Material for the task Start Marker

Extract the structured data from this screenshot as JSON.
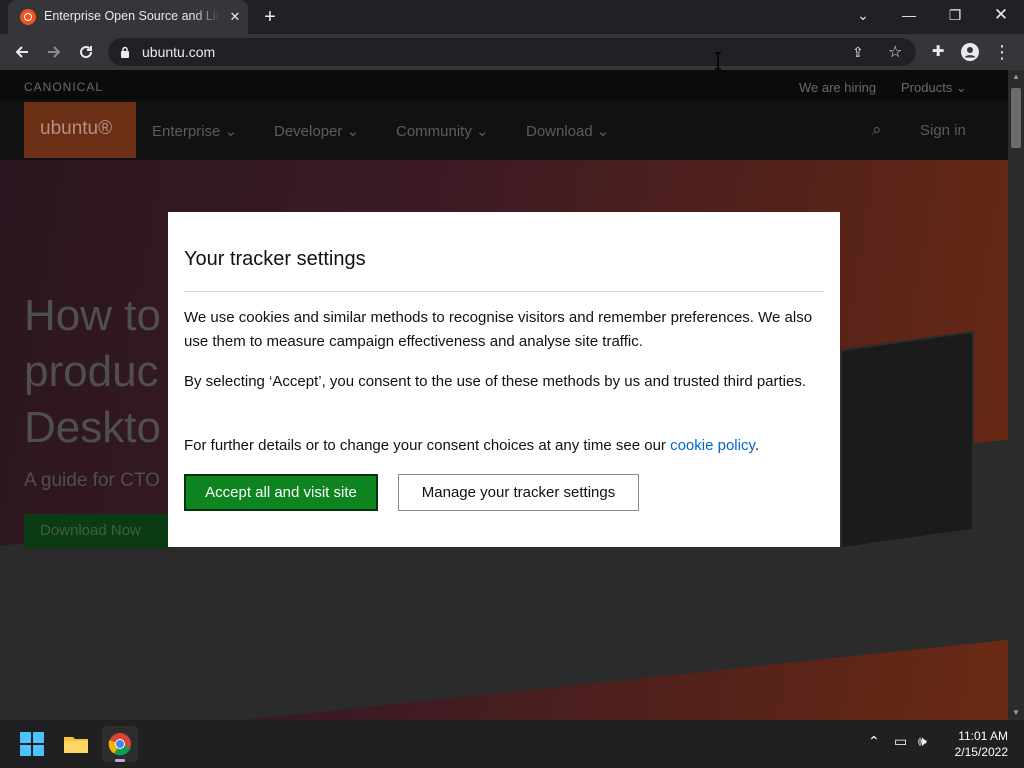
{
  "browser": {
    "tab_title": "Enterprise Open Source and Linux | Ubuntu",
    "tab_close": "✕",
    "new_tab": "+",
    "url": "ubuntu.com"
  },
  "site": {
    "brand": "CANONICAL",
    "top_links": [
      "We are hiring",
      "Products"
    ],
    "logo": "ubuntu®",
    "nav": [
      "Enterprise",
      "Developer",
      "Community",
      "Download"
    ],
    "sign_in": "Sign in",
    "hero_lines": [
      "How to",
      "produc",
      "Deskto"
    ],
    "hero_sub": "A guide for CTO",
    "hero_button": "Download Now"
  },
  "modal": {
    "title": "Your tracker settings",
    "p1": "We use cookies and similar methods to recognise visitors and remember preferences. We also use them to measure campaign effectiveness and analyse site traffic.",
    "p2": "By selecting ‘Accept’, you consent to the use of these methods by us and trusted third parties.",
    "p3_before": "For further details or to change your consent choices at any time see our ",
    "p3_link": "cookie policy",
    "p3_after": ".",
    "accept_button": "Accept all and visit site",
    "manage_button": "Manage your tracker settings"
  },
  "taskbar": {
    "time": "11:01 AM",
    "date": "2/15/2022"
  },
  "colors": {
    "ubuntu_orange": "#e95420",
    "accept_green": "#0e8420",
    "link_blue": "#0066cc"
  }
}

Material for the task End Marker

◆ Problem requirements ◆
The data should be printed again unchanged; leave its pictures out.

◆ Response to the task ◆
Extract the structured data from this screenshot as JSON.
{
  "browser": {
    "tab_title": "Enterprise Open Source and Linux | Ubuntu",
    "tab_close": "✕",
    "new_tab": "+",
    "url": "ubuntu.com"
  },
  "site": {
    "brand": "CANONICAL",
    "top_links": [
      "We are hiring",
      "Products"
    ],
    "logo": "ubuntu®",
    "nav": [
      "Enterprise",
      "Developer",
      "Community",
      "Download"
    ],
    "sign_in": "Sign in",
    "hero_lines": [
      "How to",
      "produc",
      "Deskto"
    ],
    "hero_sub": "A guide for CTO",
    "hero_button": "Download Now"
  },
  "modal": {
    "title": "Your tracker settings",
    "p1": "We use cookies and similar methods to recognise visitors and remember preferences. We also use them to measure campaign effectiveness and analyse site traffic.",
    "p2": "By selecting ‘Accept’, you consent to the use of these methods by us and trusted third parties.",
    "p3_before": "For further details or to change your consent choices at any time see our ",
    "p3_link": "cookie policy",
    "p3_after": ".",
    "accept_button": "Accept all and visit site",
    "manage_button": "Manage your tracker settings"
  },
  "taskbar": {
    "time": "11:01 AM",
    "date": "2/15/2022"
  },
  "colors": {
    "ubuntu_orange": "#e95420",
    "accept_green": "#0e8420",
    "link_blue": "#0066cc"
  }
}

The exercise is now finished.